He suffered a major heart attack and was given two years to live. That was more than 25 years ago and, yet again, he proved himself a fighter. Having taken a course just before the coronary, he went into the salmon smoking business, producing a superior product that was sold to a top restaurant and members of the Houses of Commons and Lords. His skills were also in demand to smoke the catches of millionaire anglers.

With his health declining, he sold Gangwarily – but instead of planning for his retirement, he was quickly hit by another massive blow. Despite employing an accountant, he was unaware of a huge outstanding tax bill and, again, he lost everything.

Once more he picked himself up and concentrated on salmon smoking, but he was in deteriorating physical shape. He was suffering from a range of illnesses, including chronic lung disease, angina and aggressive prostate cancer. He knew they were terminal but he remained active, writing arguments against local wind turbines and, as he could still drive, continuing to terrorise locals and foreign tourists in his fast car on the Sutherland roads.

Meanwhile, he retained a link with another favourite form of transport, the historic old dinghy from the Lake District.
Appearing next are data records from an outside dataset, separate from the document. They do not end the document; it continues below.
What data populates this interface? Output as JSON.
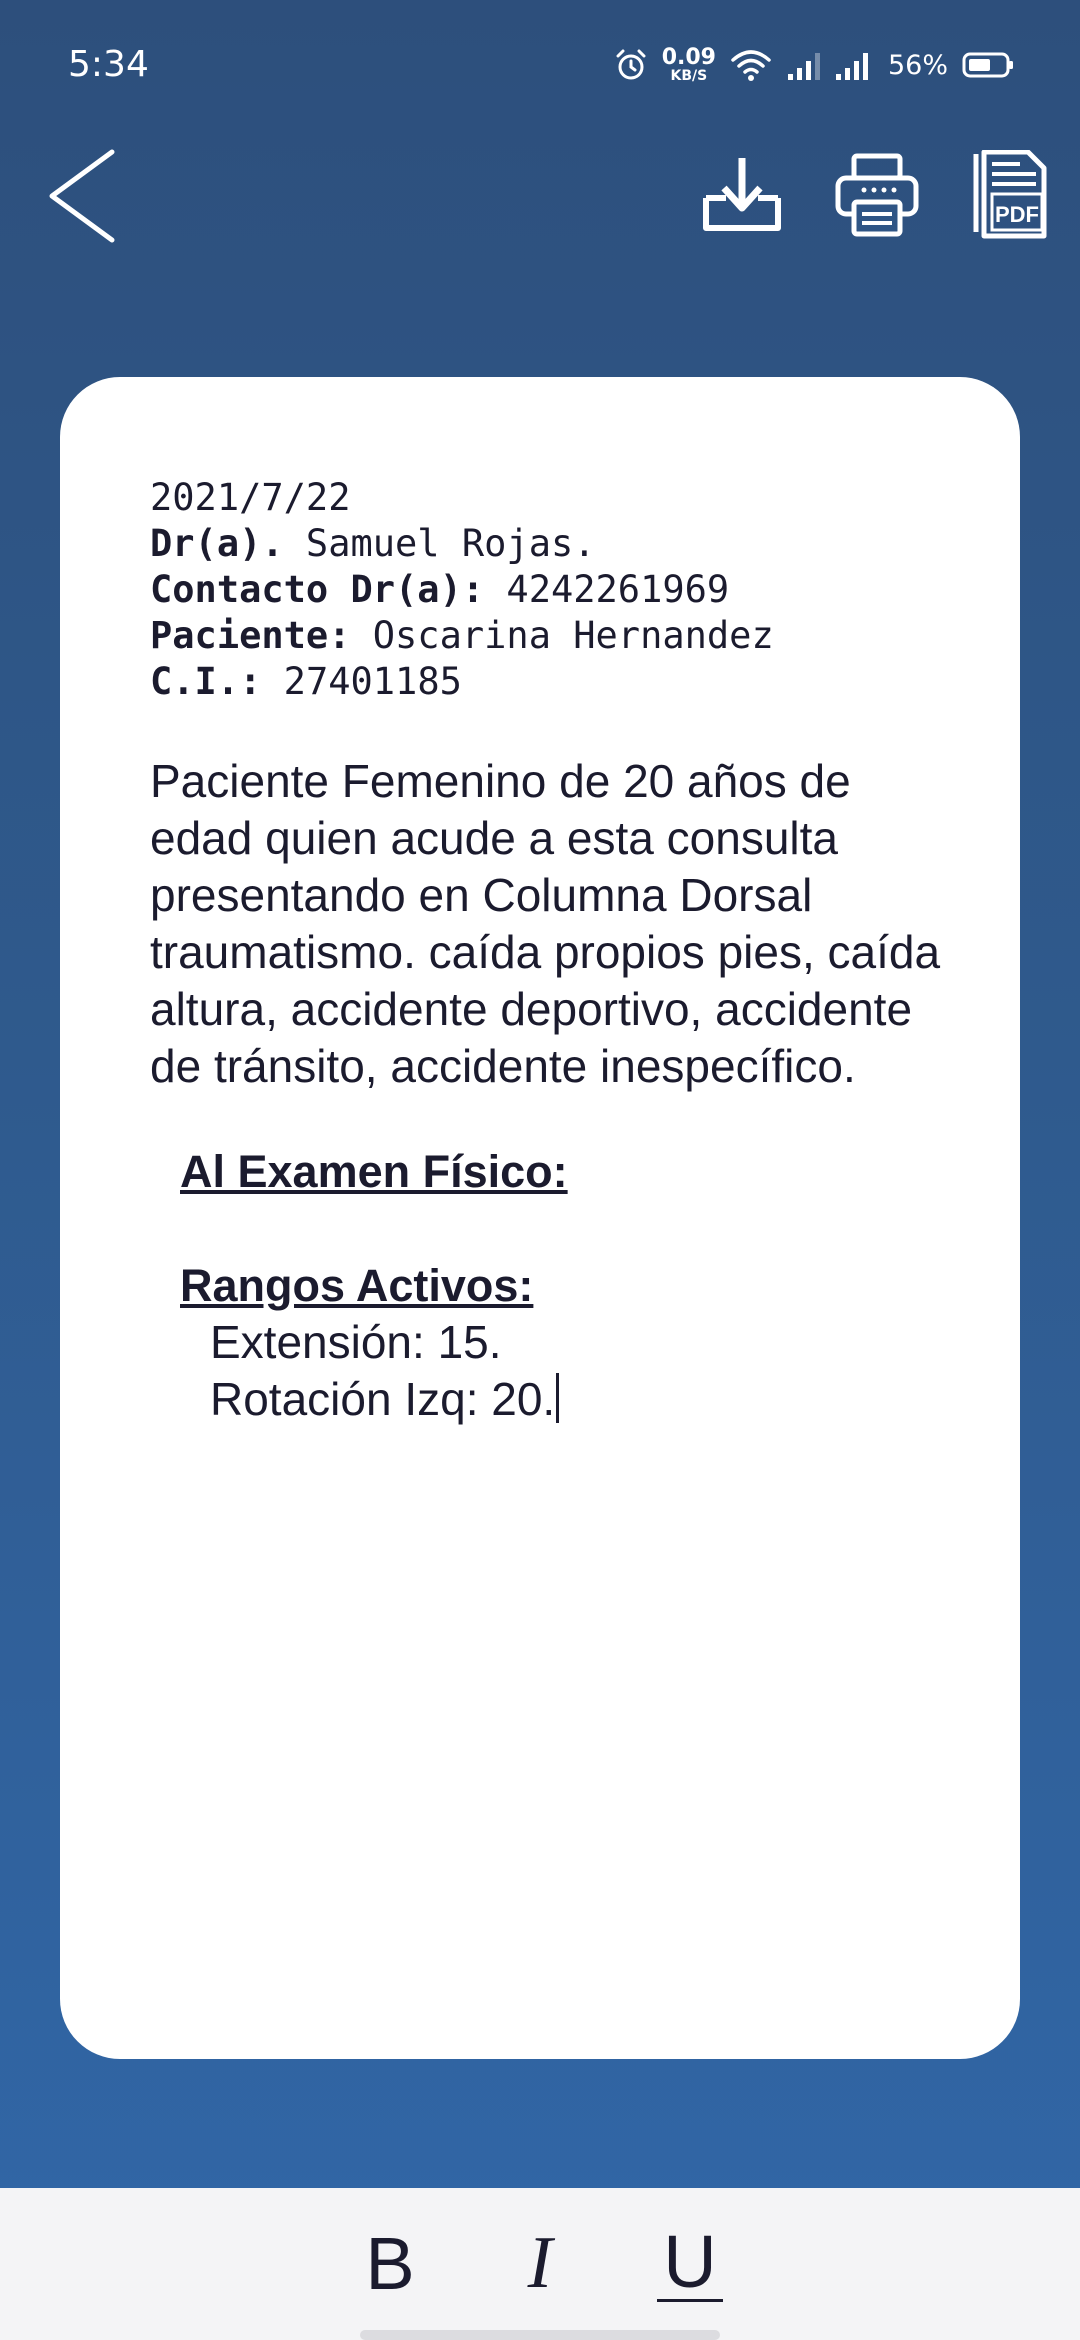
{
  "status_bar": {
    "time": "5:34",
    "net_speed_value": "0.09",
    "net_speed_unit": "KB/S",
    "battery": "56%",
    "icons": [
      "alarm-icon",
      "wifi-icon",
      "signal-icon",
      "signal-icon",
      "battery-icon"
    ]
  },
  "toolbar": {
    "back_icon": "back-arrow-icon",
    "actions": [
      "download-icon",
      "printer-icon",
      "pdf-icon"
    ]
  },
  "document": {
    "date": "2021/7/22",
    "doctor_label": "Dr(a).",
    "doctor_name": " Samuel Rojas.",
    "contact_label": "Contacto Dr(a):",
    "contact_value": " 4242261969",
    "patient_label": "Paciente:",
    "patient_value": " Oscarina Hernandez",
    "ci_label": "C.I.:",
    "ci_value": " 27401185",
    "body": "Paciente Femenino de 20 años de edad quien acude a esta consulta presentando en Columna Dorsal traumatismo. caída propios pies, caída altura, accidente deportivo, accidente de tránsito, accidente inespecífico.",
    "exam_heading": "Al Examen Físico:",
    "ranges_heading": "Rangos Activos:",
    "ranges": [
      "Extensión: 15.",
      "Rotación Izq: 20."
    ]
  },
  "format_bar": {
    "bold": "B",
    "italic": "I",
    "underline": "U"
  },
  "colors": {
    "background_top": "#2d4f7c",
    "background_bottom": "#3167a8",
    "card": "#ffffff",
    "text": "#1b1b2e"
  }
}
Years after selling the Coch-y-Bonddhu, which made a fictional appearance as the dinghy Scarab in Ransome’s The Picts and the Martyrs, he had learned that the Arthur Ransome Society was looking for the boat. He was able to advise the society who he had sold it to, leading to its eventual discovery in Strontian and subsequent restoration. He continued to keep in touch with the society and was visited by a rota of its members during some of his many hospital stays.

He died in Raigmore Hospital, after collapsing in the ward, having left instructions that he was not to be resuscitated. His ashes were scattered in the harbour at Lochinver where he had once moored Gangwarily.

He is survived by his brother Robert, two nephews, a niece and extended family.